Damian Lillard is a much-beloved local. Plus, the Blazers have never interfered in the Warriors’ universe save their 1-8 postseason record. There are no truly hateable players on either side, though Stephen Curry threw his first mouthpiece in Portland, and Green is a perennial.

RIVALRY RATING (out of 1): 0.


The new pretender to throne, with the Eastern Conference’s version of Kerr in Brad Stevens. Even better since taking advantage of Kyrie Irving’s weariness with LeBron James, and until proven otherwise the team the Warriors should most concern themselves with.

Hateable players for Warrior fans include Irving, who made the only shot in the last five minutes of Game 7 of the 2016 Finals, while Celtics fans hate Durant for not signing with them.

RIVALRY RATING (out of 67.7): 26, though this will rise if the two teams meet in the Finals. The last time they did, Bill Russell owned basketball.
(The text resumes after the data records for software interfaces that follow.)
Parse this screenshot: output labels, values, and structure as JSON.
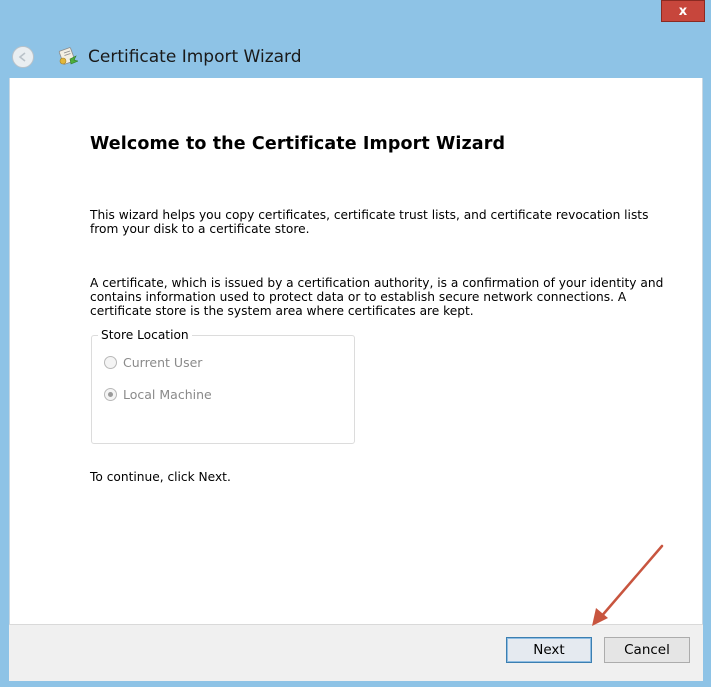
{
  "window": {
    "title": "Certificate Import Wizard",
    "close_label": "x"
  },
  "content": {
    "heading": "Welcome to the Certificate Import Wizard",
    "paragraph1": "This wizard helps you copy certificates, certificate trust lists, and certificate revocation lists from your disk to a certificate store.",
    "paragraph2": "A certificate, which is issued by a certification authority, is a confirmation of your identity and contains information used to protect data or to establish secure network connections. A certificate store is the system area where certificates are kept.",
    "store_location": {
      "legend": "Store Location",
      "options": [
        {
          "label": "Current User",
          "checked": false,
          "enabled": false
        },
        {
          "label": "Local Machine",
          "checked": true,
          "enabled": false
        }
      ]
    },
    "continue_text": "To continue, click Next."
  },
  "footer": {
    "next_label": "Next",
    "cancel_label": "Cancel"
  },
  "colors": {
    "frame": "#8ec3e6",
    "close": "#c7463c",
    "annotation_arrow": "#c8553f"
  }
}
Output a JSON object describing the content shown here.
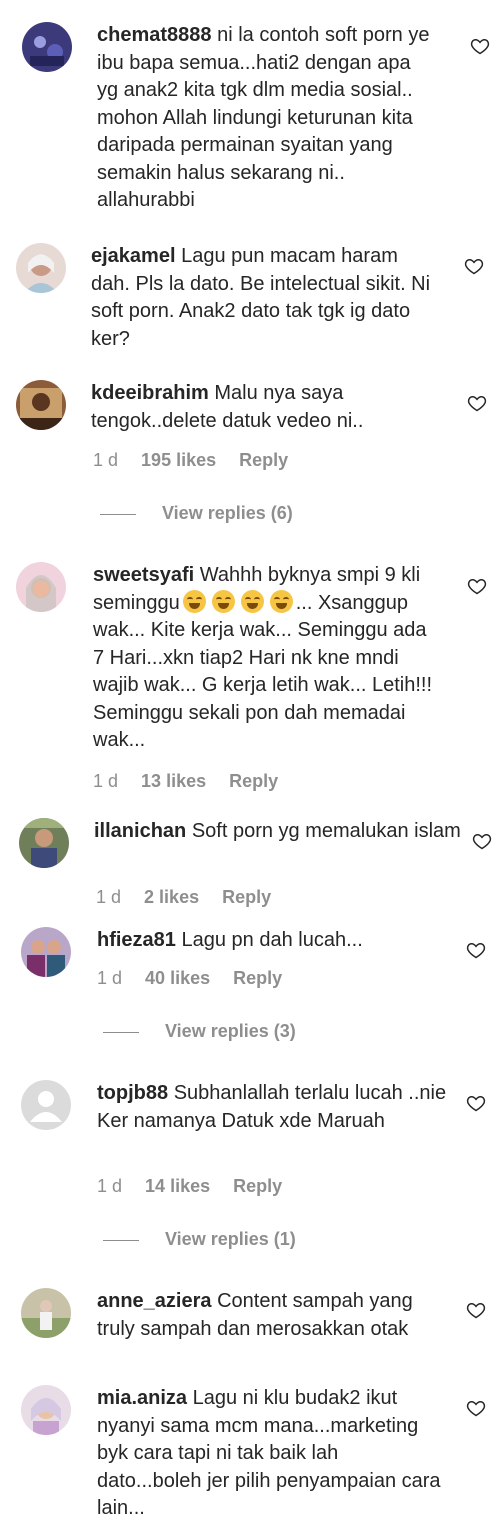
{
  "comments": [
    {
      "username": "chemat8888",
      "text": "ni la contoh soft porn ye ibu bapa semua...hati2 dengan apa yg anak2 kita tgk dlm media sosial.. mohon Allah lindungi keturunan kita daripada permainan syaitan yang semakin halus sekarang ni.. allahurabbi"
    },
    {
      "username": "ejakamel",
      "text": "Lagu pun macam haram dah. Pls la dato. Be intelectual sikit. Ni soft porn. Anak2 dato tak tgk ig dato ker?"
    },
    {
      "username": "kdeeibrahim",
      "text": "Malu nya saya tengok..delete datuk vedeo ni..",
      "time": "1 d",
      "likes": "195 likes",
      "reply": "Reply",
      "view_replies": "View replies (6)"
    },
    {
      "username": "sweetsyafi",
      "text_before": "Wahhh byknya smpi 9 kli seminggu",
      "emoji": "face-with-tears-of-joy",
      "emoji_count": 4,
      "text_after": "... Xsanggup wak... Kite kerja wak... Seminggu ada 7 Hari...xkn tiap2 Hari nk kne mndi wajib wak... G kerja letih wak... Letih!!! Seminggu sekali pon dah memadai wak...",
      "time": "1 d",
      "likes": "13 likes",
      "reply": "Reply"
    },
    {
      "username": "illanichan",
      "text": "Soft porn yg memalukan islam",
      "time": "1 d",
      "likes": "2 likes",
      "reply": "Reply"
    },
    {
      "username": "hfieza81",
      "text": "Lagu pn dah lucah...",
      "time": "1 d",
      "likes": "40 likes",
      "reply": "Reply",
      "view_replies": "View replies (3)"
    },
    {
      "username": "topjb88",
      "text": "Subhanlallah terlalu lucah ..nie Ker namanya Datuk xde Maruah",
      "time": "1 d",
      "likes": "14 likes",
      "reply": "Reply",
      "view_replies": "View replies (1)"
    },
    {
      "username": "anne_aziera",
      "text": "Content sampah yang truly sampah dan merosakkan otak"
    },
    {
      "username": "mia.aniza",
      "text": "Lagu ni klu budak2 ikut nyanyi sama mcm mana...marketing byk cara tapi ni tak baik lah dato...boleh jer pilih penyampaian cara lain..."
    }
  ],
  "colors": {
    "text": "#262626",
    "muted": "#8e8e8e"
  }
}
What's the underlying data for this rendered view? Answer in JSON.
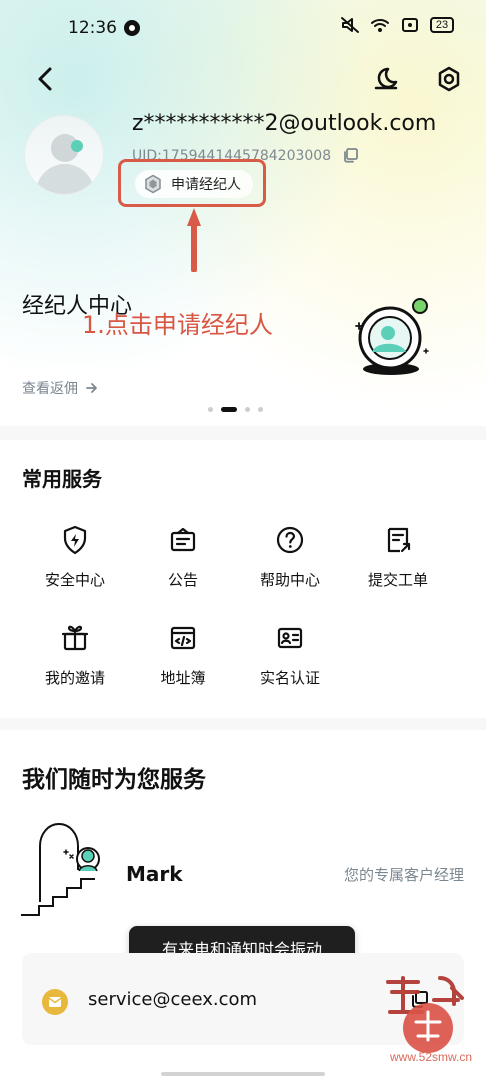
{
  "status_bar": {
    "time": "12:36",
    "battery": "23"
  },
  "profile": {
    "email": "z***********2@outlook.com",
    "uid": "UID:1759441445784203008",
    "apply_label": "申请经纪人"
  },
  "broker_card": {
    "title": "经纪人中心",
    "link": "查看返佣"
  },
  "annotation": {
    "text": "1.点击申请经纪人"
  },
  "services": {
    "title": "常用服务",
    "items": [
      {
        "label": "安全中心",
        "icon": "shield-icon"
      },
      {
        "label": "公告",
        "icon": "notice-icon"
      },
      {
        "label": "帮助中心",
        "icon": "help-icon"
      },
      {
        "label": "提交工单",
        "icon": "ticket-icon"
      },
      {
        "label": "我的邀请",
        "icon": "gift-icon"
      },
      {
        "label": "地址簿",
        "icon": "address-book-icon"
      },
      {
        "label": "实名认证",
        "icon": "id-card-icon"
      }
    ]
  },
  "help": {
    "title": "我们随时为您服务",
    "manager_name": "Mark",
    "manager_role": "您的专属客户经理",
    "contact_email": "service@ceex.com"
  },
  "toast": {
    "text": "有来电和通知时会振动"
  },
  "watermark": {
    "site": "www.52smw.cn"
  },
  "colors": {
    "annotation": "#d95643",
    "accent": "#5bcfb8",
    "mail": "#e8b83c"
  }
}
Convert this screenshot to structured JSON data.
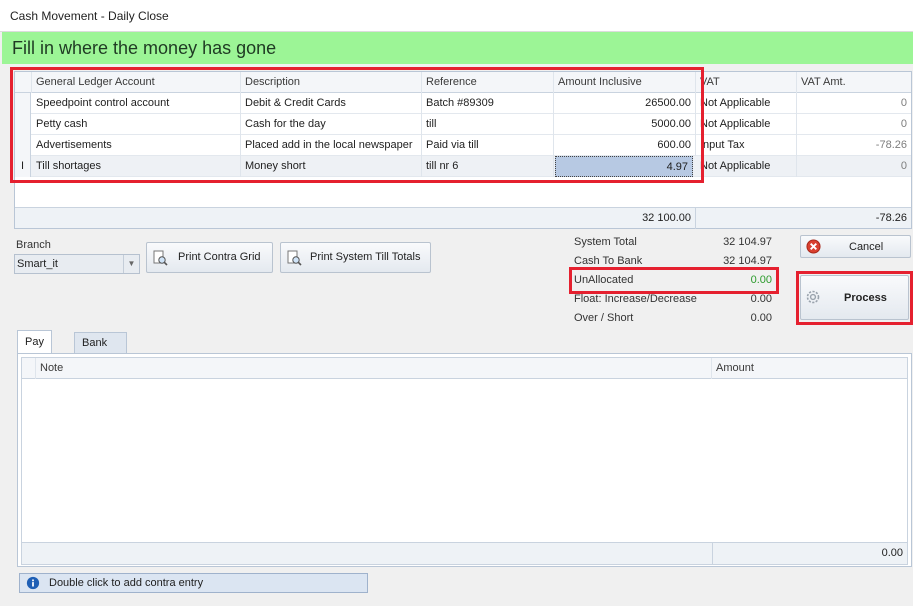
{
  "window": {
    "title": "Cash Movement - Daily Close"
  },
  "banner": {
    "text": "Fill in where the money has gone"
  },
  "grid": {
    "columns": [
      "General Ledger Account",
      "Description",
      "Reference",
      "Amount Inclusive",
      "VAT",
      "VAT Amt."
    ],
    "rows": [
      {
        "account": "Speedpoint control account",
        "description": "Debit & Credit Cards",
        "reference": "Batch #89309",
        "amount": "26500.00",
        "vat": "Not Applicable",
        "vat_amt": "0"
      },
      {
        "account": "Petty cash",
        "description": "Cash for the day",
        "reference": "till",
        "amount": "5000.00",
        "vat": "Not Applicable",
        "vat_amt": "0"
      },
      {
        "account": "Advertisements",
        "description": "Placed add in the local newspaper",
        "reference": "Paid via till",
        "amount": "600.00",
        "vat": "Input Tax",
        "vat_amt": "-78.26"
      },
      {
        "account": "Till shortages",
        "description": "Money short",
        "reference": "till nr 6",
        "amount": "4.97",
        "vat": "Not Applicable",
        "vat_amt": "0"
      }
    ],
    "active_row_marker": "I",
    "footer": {
      "amount_total": "32 100.00",
      "vat_total": "-78.26"
    }
  },
  "branch": {
    "label": "Branch",
    "value": "Smart_it"
  },
  "buttons": {
    "print_contra": "Print Contra Grid",
    "print_system": "Print System Till Totals",
    "cancel": "Cancel",
    "process": "Process"
  },
  "totals": [
    {
      "label": "System Total",
      "value": "32 104.97"
    },
    {
      "label": "Cash To Bank",
      "value": "32 104.97"
    },
    {
      "label": "UnAllocated",
      "value": "0.00"
    },
    {
      "label": "Float: Increase/Decrease",
      "value": "0.00"
    },
    {
      "label": "Over / Short",
      "value": "0.00"
    }
  ],
  "tabs": [
    "Pay Out",
    "Bank Deposit"
  ],
  "payout": {
    "columns": [
      "Note",
      "Amount"
    ],
    "footer_total": "0.00"
  },
  "info": {
    "text": "Double click to add contra entry"
  },
  "colors": {
    "banner": "#9cf596",
    "highlight": "#e5202f",
    "unallocated": "#2c9b2c"
  }
}
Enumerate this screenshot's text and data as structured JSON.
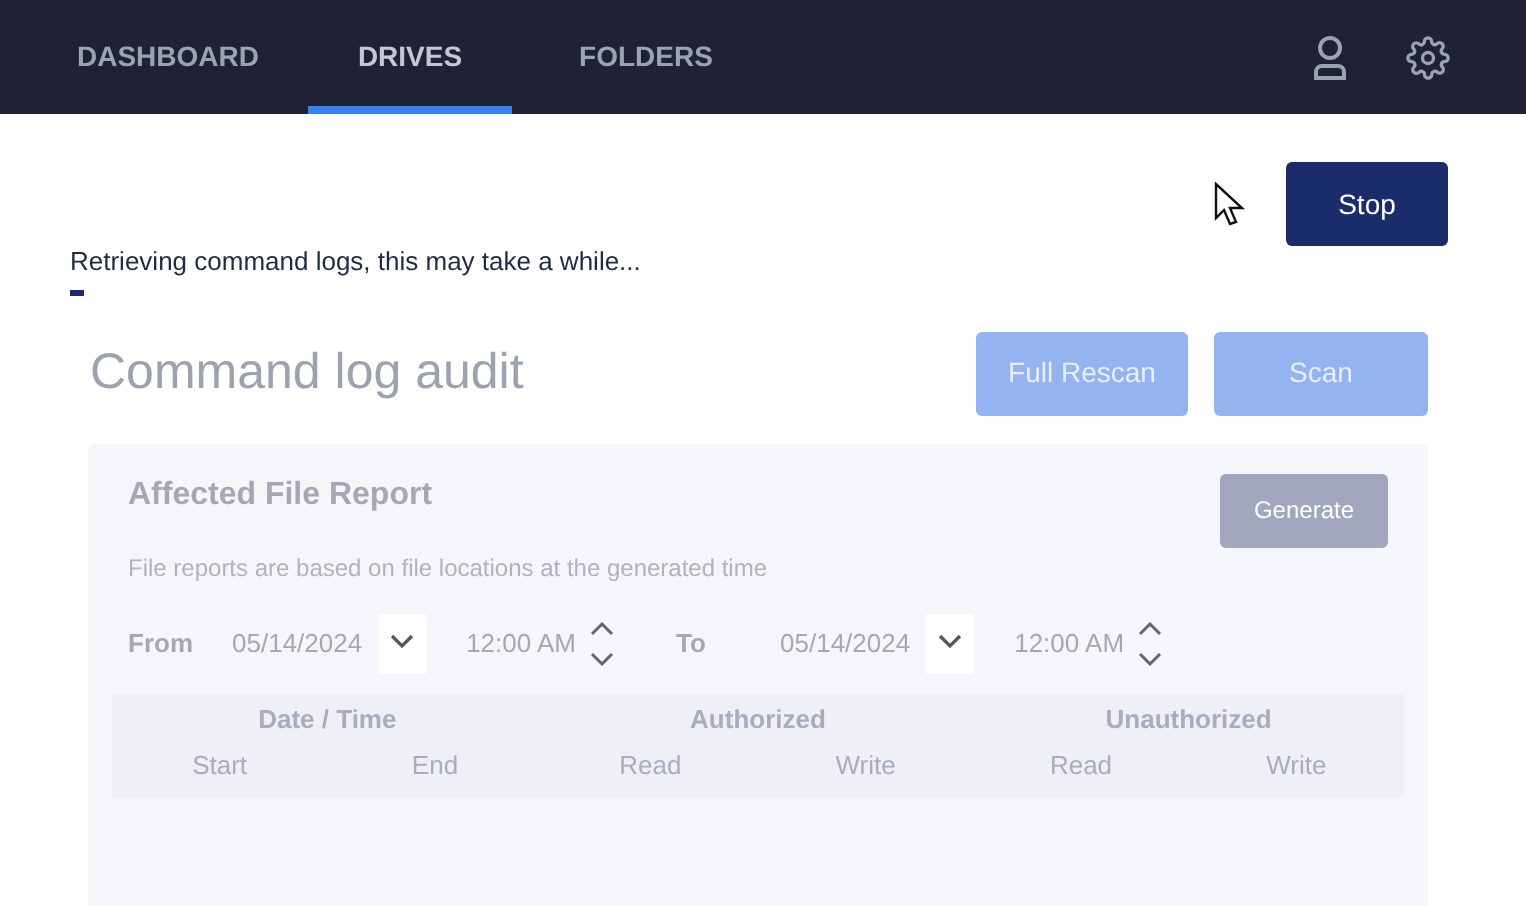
{
  "nav": {
    "tabs": [
      {
        "label": "DASHBOARD",
        "selected": false
      },
      {
        "label": "DRIVES",
        "selected": true
      },
      {
        "label": "FOLDERS",
        "selected": false
      }
    ]
  },
  "stop_button": {
    "label": "Stop",
    "disabled": false
  },
  "status": {
    "message": "Retrieving command logs, this may take a while...",
    "level": 0.01
  },
  "title": "Command log audit",
  "actions": [
    {
      "label": "Full Rescan",
      "disabled": true
    },
    {
      "label": "Scan",
      "disabled": true
    }
  ],
  "report": {
    "title": "Affected File Report",
    "description": "File reports are based on file locations at the generated time",
    "generate_button": {
      "label": "Generate",
      "disabled": true
    },
    "from": {
      "label": "From",
      "date": "05/14/2024",
      "time": "12:00 AM"
    },
    "to": {
      "label": "To",
      "date": "05/14/2024",
      "time": "12:00 AM"
    },
    "table": {
      "groups": [
        "Date / Time",
        "Authorized",
        "Unauthorized"
      ],
      "columns": [
        "Start",
        "End",
        "Read",
        "Write",
        "Read",
        "Write"
      ]
    }
  }
}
Still too remote to adequately quantify, though Toronto, Miami and Milwaukee are clearly difficult matches for the Warriors. If you put them together, Kyle Lowry, Demar DeRozan, Giannis Antetokounmpo, Khris Middleton and Hassan Whiteside with Goran Dragic and Eric Bledsoe coming off the bench, coached by either Eric Spoelstra or Jason Kidd, would make a fun team for the Warriors to play against. Probably not functional, but fun.

And finally:


Some decade the two teams’ geographical proximity will matter, but for now, they remain essentially two full professional leagues away from each other. We just mentioned them so Kings fans wouldn’t feel any more slighted than they already do.